Reporting Pat Warren
ANNAPOLIS, Md. (WJZ)—Maryland gears up for another battle over casinos. Lawmakers approve expanded gambling, but voters will ultimately decide whether to allow it.
Political reporter Pat Warren spent all night and day in Annapolis and explains what happens now.
The bill squeaked by the House by one vote, is blessed by the Senate and will move to the ballot—guaranteeing a lot of squawking between now and November.
Gov. Martin O’Malley’s expanded gambling strategy includes table games to raise state revenue, a sixth casino to build up the state workforce and transferring ownership of slot machines to put millions more into education.
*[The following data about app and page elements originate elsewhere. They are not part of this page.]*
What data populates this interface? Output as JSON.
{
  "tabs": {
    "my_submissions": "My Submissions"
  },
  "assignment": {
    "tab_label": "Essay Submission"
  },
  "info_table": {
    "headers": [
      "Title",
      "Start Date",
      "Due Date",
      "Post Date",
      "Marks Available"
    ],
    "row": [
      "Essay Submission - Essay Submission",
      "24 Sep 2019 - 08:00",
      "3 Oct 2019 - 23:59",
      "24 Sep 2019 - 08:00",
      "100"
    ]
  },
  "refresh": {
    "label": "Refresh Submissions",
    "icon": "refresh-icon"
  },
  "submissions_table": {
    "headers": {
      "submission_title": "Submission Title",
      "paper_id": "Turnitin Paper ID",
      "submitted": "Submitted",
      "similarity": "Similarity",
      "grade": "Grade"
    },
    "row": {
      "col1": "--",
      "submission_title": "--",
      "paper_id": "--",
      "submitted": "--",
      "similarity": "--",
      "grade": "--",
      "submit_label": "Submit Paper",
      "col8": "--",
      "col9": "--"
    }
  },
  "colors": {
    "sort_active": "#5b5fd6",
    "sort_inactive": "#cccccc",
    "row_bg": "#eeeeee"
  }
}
Put it to the voters, and let it ride.
“In November, the people will have their say as to whether they approve this bipartisan bill that was passed by the House and the Senate,” said Gov. O’Malley.
“I’ve never been a huge proponent of gaming,” said House Speaker Mike Busch.
Busch, whose district includes Maryland Live!, says he’s satisfied that gaming is what voters want and he — along with Baltimore City Mayor Stephanie Rawlings-Blake — are satisfied that tax breaks in the bill offset any competition from a casino in Prince George’s County.
“Three out of five Marylanders believe that there should be this type of gaming,” Busch said.
Voters in Prince George’s County will decide if gaming at National Harbor is the best location for a casino in their county.
“I’m elated. National Harbor is the best site on the East Coast. I think everyone will concede that. Competition is good, so we don’t mind the fact that there is competition out there,” said Prince George’s County Executive Rushern Baker.
O’Malley says the bill would create 2,300 permanent jobs in the state. It would also raise $200 million a year for education.